Chanting “fight, fight, fight, housing is a human right” on the steps of City Hall, the officials and advocates insisted that Mayor Bill de Blasio and his NYCHA Chairwoman Shola Olatoye make 2,500 of the 6,000 public housing units that open up each year available to homeless families, almost four times the mayor’s current outlay of 750. The statistics cited in the report they distributed were largely a rehash of figures the Coalition for the Homeless released in its “State of the Homeless” report in March: that former Mayor David Dinkins had set aside 1,215 NYCHA spots for homeless families a year during his four-year tenure, while former Mayor Rudolph Giuliani had made 854 slots available during the 1990s—when the number of people without regular shelter was half the current population of 60,000 families in the system today.
“The city has direct control over thousands of public housing units that should be prioritized for those with the highest immediate housing needs,” said Public Advocate Letitia James. “By expanding the number of NYCHA units set aside for families in our shelter system, we can provide the kind of permanent and stable housing that is necessary to end the vicious cycle of homelessness.”
Former Mayor Michael Bloomberg, seeking to ease entry for the 270,000 families on NYCHA’s waitlist, cut off access to people coming out of the shelters in 2005, which the report blamed for the burgeoning numbers of people on the streets. The council members in attendance, many of them liberals like Mr. de Blasio, were careful not to blame the current mayor for the problem even as they pressed him to fix it.
“This administration has done some very good things when it comes to combating this homelessness crisis here in New York City,” said Mr. Levin, noting that—unlike many programs—public housing is in complete control of the city, not the state. “There are some very interesting things happening, but what they have to do more of is find NYCHA units for the homeless.
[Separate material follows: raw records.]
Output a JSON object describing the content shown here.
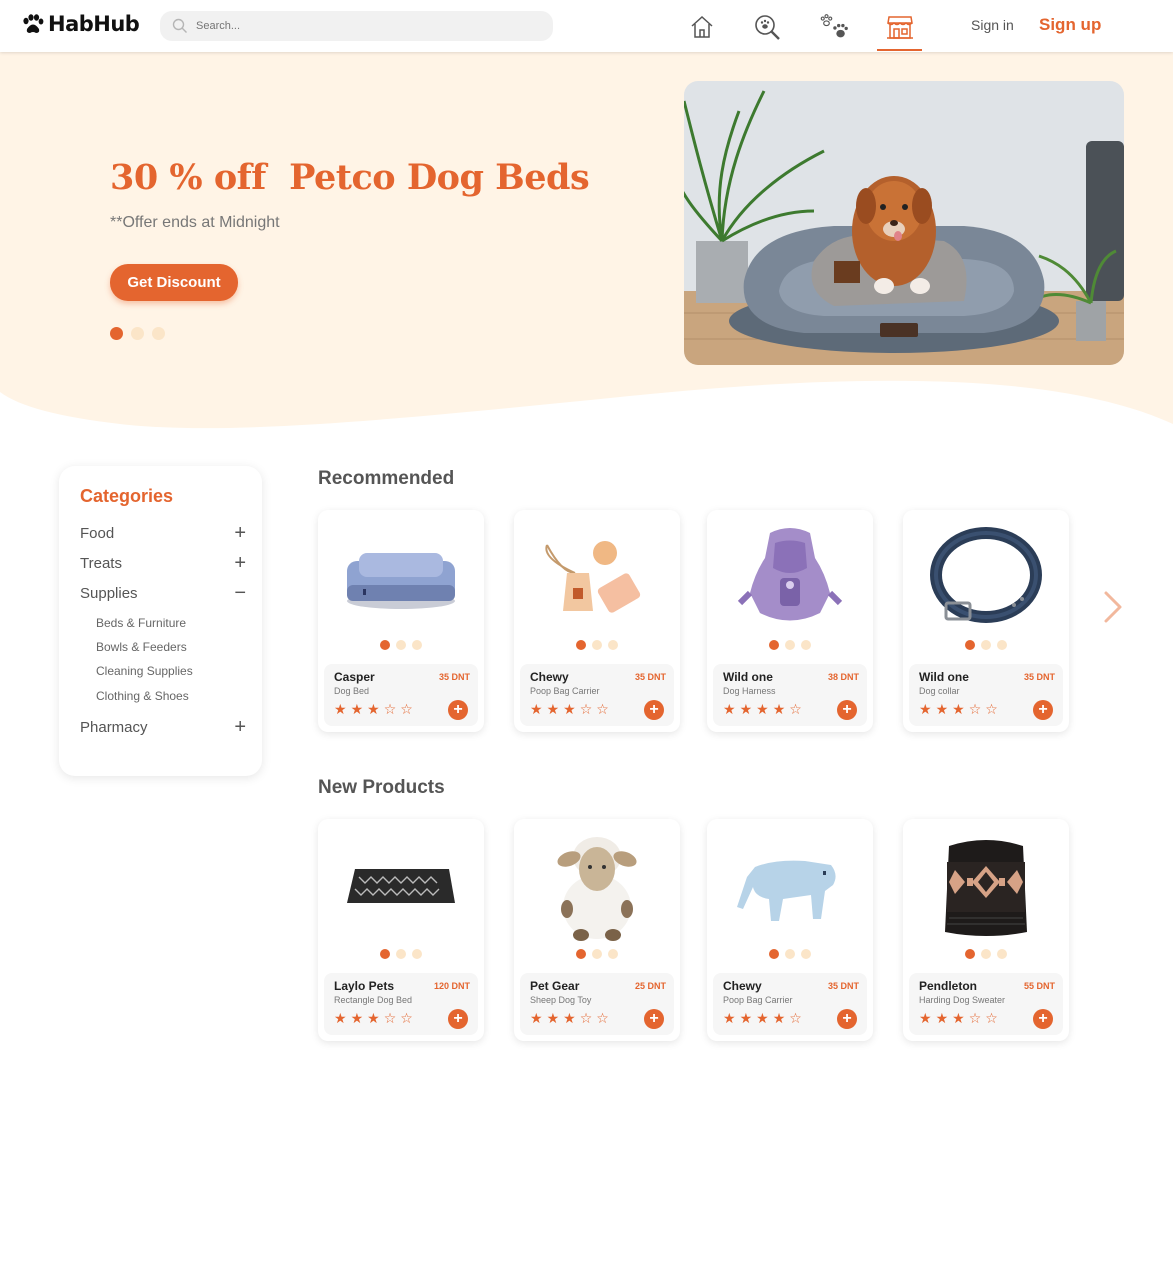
{
  "header": {
    "logo_text": "HabHub",
    "search_placeholder": "Search...",
    "nav_icons": [
      "home-icon",
      "search-paw-icon",
      "paws-icon",
      "shop-icon"
    ],
    "active_nav": "shop-icon",
    "signin_label": "Sign in",
    "signup_label": "Sign up"
  },
  "hero": {
    "title": "30 % off  Petco Dog Beds",
    "subtitle": "**Offer ends at Midnight",
    "button_label": "Get Discount",
    "slide_count": 3,
    "active_slide": 1
  },
  "categories": {
    "title": "Categories",
    "items": [
      {
        "label": "Food",
        "toggle": "+"
      },
      {
        "label": "Treats",
        "toggle": "+"
      },
      {
        "label": "Supplies",
        "toggle": "−"
      },
      {
        "label": "Pharmacy",
        "toggle": "+"
      }
    ],
    "supplies_sub": [
      "Beds & Furniture",
      "Bowls & Feeders",
      "Cleaning Supplies",
      "Clothing & Shoes"
    ]
  },
  "recommended": {
    "title": "Recommended",
    "products": [
      {
        "name": "Casper",
        "desc": "Dog Bed",
        "price": "35 DNT",
        "rating": 3,
        "image": "dog-bed-blue"
      },
      {
        "name": "Chewy",
        "desc": "Poop Bag Carrier",
        "price": "35 DNT",
        "rating": 3,
        "image": "poop-bag-carrier"
      },
      {
        "name": "Wild one",
        "desc": "Dog Harness",
        "price": "38 DNT",
        "rating": 4,
        "image": "purple-harness"
      },
      {
        "name": "Wild one",
        "desc": "Dog collar",
        "price": "35 DNT",
        "rating": 3,
        "image": "navy-collar"
      }
    ]
  },
  "new_products": {
    "title": "New Products",
    "products": [
      {
        "name": "Laylo Pets",
        "desc": "Rectangle Dog Bed",
        "price": "120 DNT",
        "rating": 3,
        "image": "black-mat-bed"
      },
      {
        "name": "Pet Gear",
        "desc": "Sheep Dog Toy",
        "price": "25 DNT",
        "rating": 3,
        "image": "sheep-toy"
      },
      {
        "name": "Chewy",
        "desc": "Poop Bag Carrier",
        "price": "35 DNT",
        "rating": 4,
        "image": "light-blue-sweater"
      },
      {
        "name": "Pendleton",
        "desc": "Harding Dog Sweater",
        "price": "55 DNT",
        "rating": 3,
        "image": "patterned-sweater"
      }
    ]
  },
  "colors": {
    "accent": "#e4652f",
    "hero_bg": "#fff4e6",
    "dot_inactive": "#fbe5c8"
  }
}
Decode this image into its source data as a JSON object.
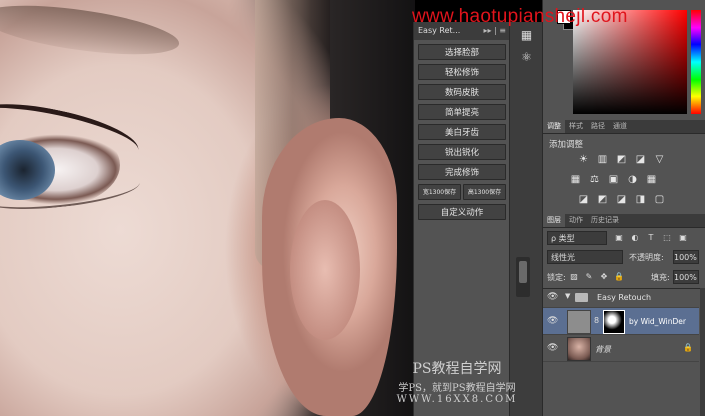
{
  "watermark": {
    "top": "www.haotupianshejl.com",
    "bottom_line1": "PS教程自学网",
    "bottom_line2": "学PS，就到PS教程自学网",
    "bottom_line3": "WWW.16XX8.COM"
  },
  "actions_panel": {
    "title": "Easy Ret...",
    "header_controls": "▸▸ | ≡",
    "buttons": [
      "选择脸部",
      "轻松修饰",
      "数码皮肤",
      "简单提亮",
      "美白牙齿",
      "锐出锐化",
      "完成修饰"
    ],
    "half_buttons": [
      "宽1300保存",
      "高1300保存"
    ],
    "custom_button": "自定义动作"
  },
  "icon_strip": {
    "icons": [
      "history-icon",
      "atom-icon"
    ]
  },
  "color_panel": {
    "foreground": "#ffffff",
    "background": "#000000"
  },
  "adjustments": {
    "tabs": [
      "调整",
      "样式",
      "路径",
      "通道"
    ],
    "title": "添加调整",
    "row1": [
      "☀",
      "▥",
      "◩",
      "◪",
      "▽"
    ],
    "row2": [
      "▦",
      "⚖",
      "▣",
      "◑",
      "▦"
    ],
    "row3": [
      "◪",
      "◩",
      "◪",
      "◨",
      "▢"
    ]
  },
  "layers": {
    "tabs": [
      "图层",
      "动作",
      "历史记录"
    ],
    "filter_label": "ρ 类型",
    "filter_icons": [
      "▣",
      "◐",
      "T",
      "⬚",
      "▣"
    ],
    "blend_mode": "线性光",
    "opacity_label": "不透明度:",
    "opacity_value": "100%",
    "lock_label": "锁定:",
    "lock_icons": [
      "▨",
      "✎",
      "✥",
      "🔒"
    ],
    "fill_label": "填充:",
    "fill_value": "100%",
    "group_name": "Easy Retouch",
    "adjustment_layer_name": "by Wid_WinDer",
    "background_layer_name": "背景",
    "eye_glyph": "👁",
    "chain_glyph": "8",
    "lock_glyph": "🔒",
    "group_arrow": "▼"
  }
}
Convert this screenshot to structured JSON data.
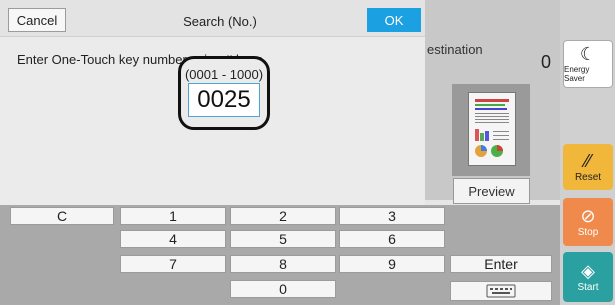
{
  "dialog": {
    "cancel_label": "Cancel",
    "title": "Search (No.)",
    "ok_label": "OK",
    "instruction": "Enter One-Touch key number using # keys.",
    "range": "(0001 - 1000)",
    "value": "0025"
  },
  "background": {
    "destination_label": "estination",
    "count": "0",
    "preview_label": "Preview"
  },
  "side_panel": {
    "energy_saver_label": "Energy Saver",
    "reset_label": "Reset",
    "stop_label": "Stop",
    "start_label": "Start"
  },
  "keypad": {
    "clear_label": "C",
    "k1": "1",
    "k2": "2",
    "k3": "3",
    "k4": "4",
    "k5": "5",
    "k6": "6",
    "k7": "7",
    "k8": "8",
    "k9": "9",
    "k0": "0",
    "enter_label": "Enter",
    "keyboard_icon": "keyboard-icon"
  },
  "colors": {
    "ok_blue": "#1ba1e2",
    "reset_yellow": "#f1b73a",
    "stop_orange": "#ef8a4c",
    "start_teal": "#2aa0a0"
  }
}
This is one of the things we have complete control over.”
Councilman Jumaane Williams also focused the blame on Mr. Bloomberg, though he expressed disappointment at Mr. de Blasio’s provisions for the homeless.
“This mayor inherited a crisis,” he said. “It is a problem though that administrations past have given so much of NYCHA housing to the homeless.”
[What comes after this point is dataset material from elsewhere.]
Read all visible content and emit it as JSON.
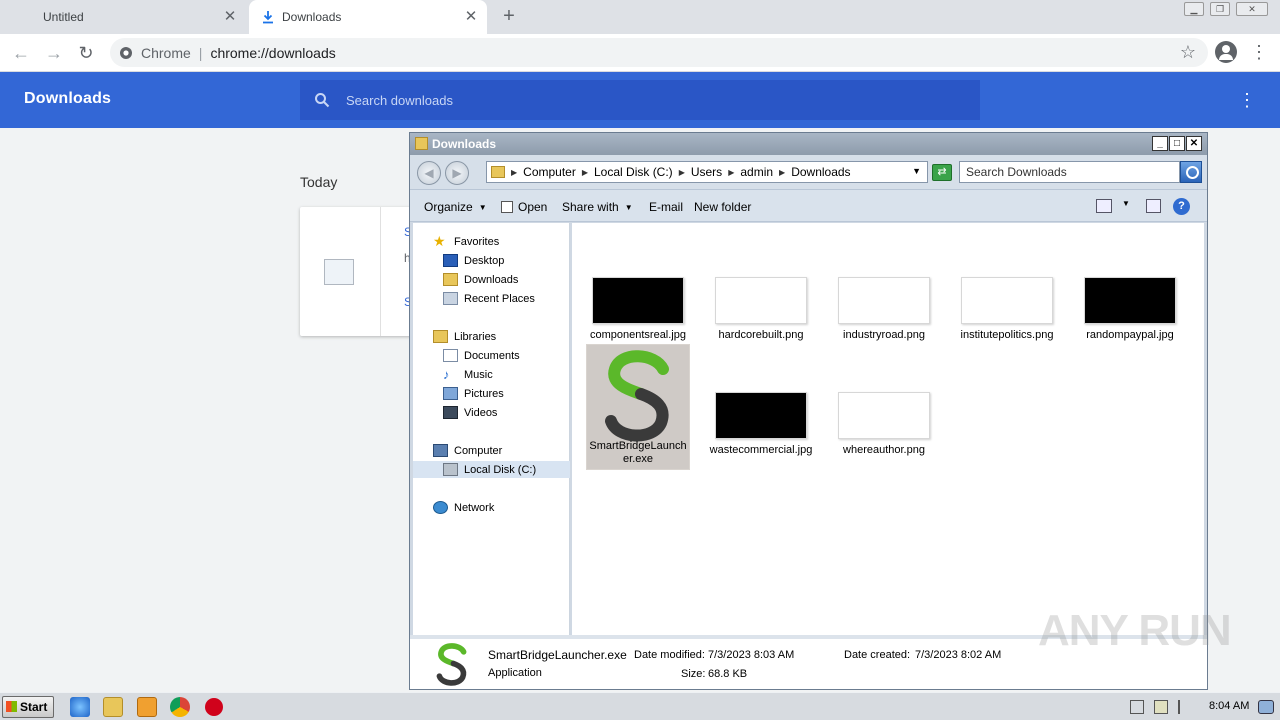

Ms. Olatoye, however, stressed in testimony to the Council last month that NYCHA had no intention of increasing the allocation. However, the administration stood up for itself, saying that—on top of the main outlay of 750—the administration will house 500 domestic violence victims in public housing this year and grant federal Section 8 housing vouchers to 500 more.
Some 440 homeless military veterans will also receive special subsidized vouchers. The administration noted that the housing market places far more pressure on low-income New Yorkers in all circumstances than it did during the Dinkins and Giuliani administrations, and that NYCHA has a responsibility to all those waitlisted
“Today’s realities are very different from that of 15 or 20 years ago—we’ve lost thousands of units of affordable housing, resulting in 400,000 New Yorkers on waitlists for NYCHA units and Section 8 vouchers—that is larger than the population of New Orleans,” said spokewoman Ishanee Parikh in a statement sent to the Observer. “With such pressing demand for affordable housing, the de Blasio administration is leveraging NYCHA fairly to help different populations and combat our homelessness crisis.”
Updated to include comment from Ms. Parikh.